b)Lupyan, G., & Ward, E. J. (2013). Language can boost otherwise unseen objects into visual awareness. Proceedings of the National Academy of Sciences, 110(35), 14196–14201. https://doi.org/10.1073/pnas.1303312110


c)Majid, A., Bowerman, M., Kita, S., Haun, D. B. M., & Levinson, S. C. (2004). Can language restructure cognition? The case for space. Trends in Cognitive Sciences, 8(3).


d)Boroditsky, L., Fuhrman, O., & McCormick, K. (2011). Do English and Mandarin speakers think about time differently? Cognition, 118(1), 123–129. https://doi.org/10.1016/j.cognition.2010.09.010



Week 5: Moving forward: how to proceed? The empirical and logical problems revisited.



1.McWhorter, J. H. (2014). Chapter 1 from The Language Hoax: Why the World Looks the Same in Any Language. Oxford ; New York: Oxford University Press.


2.Wolff, P., & Holmes, K. (2011). Linguistic relativity. Wiley Interdisciplinary Reviews: Cognitive Science, 2(3), 253–265.


3.Lupyan, G. (2016). The centrality of language in human cognition. Language Learning, 66(3), 516–553. https://doi.org/10.1111/lang.12155


Optional:


a)Casasanto, D. (2008). Who’s afraid of the big bad whorf? Crosslinguistic differences in temporal language and thought. Language Learning, 58(1), 63–79.
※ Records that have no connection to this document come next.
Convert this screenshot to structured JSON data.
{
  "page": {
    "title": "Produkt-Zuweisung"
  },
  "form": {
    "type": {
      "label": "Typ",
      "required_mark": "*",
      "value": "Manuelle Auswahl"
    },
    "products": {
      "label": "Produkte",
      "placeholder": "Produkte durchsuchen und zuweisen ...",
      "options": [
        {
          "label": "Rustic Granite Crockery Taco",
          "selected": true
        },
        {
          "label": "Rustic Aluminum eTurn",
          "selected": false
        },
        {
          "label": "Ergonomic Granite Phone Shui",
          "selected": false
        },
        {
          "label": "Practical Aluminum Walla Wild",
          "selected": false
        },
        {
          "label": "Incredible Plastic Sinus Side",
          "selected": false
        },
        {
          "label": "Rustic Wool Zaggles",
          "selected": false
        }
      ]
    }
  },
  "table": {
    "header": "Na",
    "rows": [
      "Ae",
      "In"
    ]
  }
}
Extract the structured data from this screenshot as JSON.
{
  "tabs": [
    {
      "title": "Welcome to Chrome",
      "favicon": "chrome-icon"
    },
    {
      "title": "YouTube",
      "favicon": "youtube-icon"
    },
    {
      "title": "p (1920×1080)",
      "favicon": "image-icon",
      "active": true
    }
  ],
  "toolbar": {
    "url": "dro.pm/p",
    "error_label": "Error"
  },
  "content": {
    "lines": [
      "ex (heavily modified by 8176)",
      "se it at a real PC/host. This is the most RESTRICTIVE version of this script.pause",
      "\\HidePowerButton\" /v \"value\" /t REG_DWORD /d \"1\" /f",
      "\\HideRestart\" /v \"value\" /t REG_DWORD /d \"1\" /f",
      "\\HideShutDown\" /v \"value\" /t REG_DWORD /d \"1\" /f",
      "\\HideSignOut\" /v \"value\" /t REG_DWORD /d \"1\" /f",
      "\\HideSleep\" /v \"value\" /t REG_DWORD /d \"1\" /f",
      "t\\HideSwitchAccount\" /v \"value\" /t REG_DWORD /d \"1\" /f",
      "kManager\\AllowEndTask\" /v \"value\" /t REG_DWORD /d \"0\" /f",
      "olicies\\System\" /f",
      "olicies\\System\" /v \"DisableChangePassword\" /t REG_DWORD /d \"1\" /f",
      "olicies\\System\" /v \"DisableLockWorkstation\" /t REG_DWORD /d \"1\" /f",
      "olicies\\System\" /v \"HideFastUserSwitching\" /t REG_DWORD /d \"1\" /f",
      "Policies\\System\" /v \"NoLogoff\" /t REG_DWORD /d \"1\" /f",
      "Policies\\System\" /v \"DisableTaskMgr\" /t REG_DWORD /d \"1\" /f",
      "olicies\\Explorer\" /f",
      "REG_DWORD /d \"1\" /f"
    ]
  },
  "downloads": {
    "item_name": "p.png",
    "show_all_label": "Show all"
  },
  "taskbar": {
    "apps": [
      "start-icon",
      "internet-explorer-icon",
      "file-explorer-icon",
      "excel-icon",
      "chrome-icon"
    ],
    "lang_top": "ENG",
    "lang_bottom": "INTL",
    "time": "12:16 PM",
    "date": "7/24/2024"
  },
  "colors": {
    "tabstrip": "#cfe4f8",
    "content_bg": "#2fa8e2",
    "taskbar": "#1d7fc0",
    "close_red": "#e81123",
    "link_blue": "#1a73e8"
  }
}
b)Boroditsky, L. (2012). How the languages we speak shape the ways we think: the FAQs. In M. J. Spivey, M. Joanisse, & K. McRae (Eds.), The Cambridge Handbook of Psycholinguistics (p. 615-632). Cambridge: Cambridge University Press.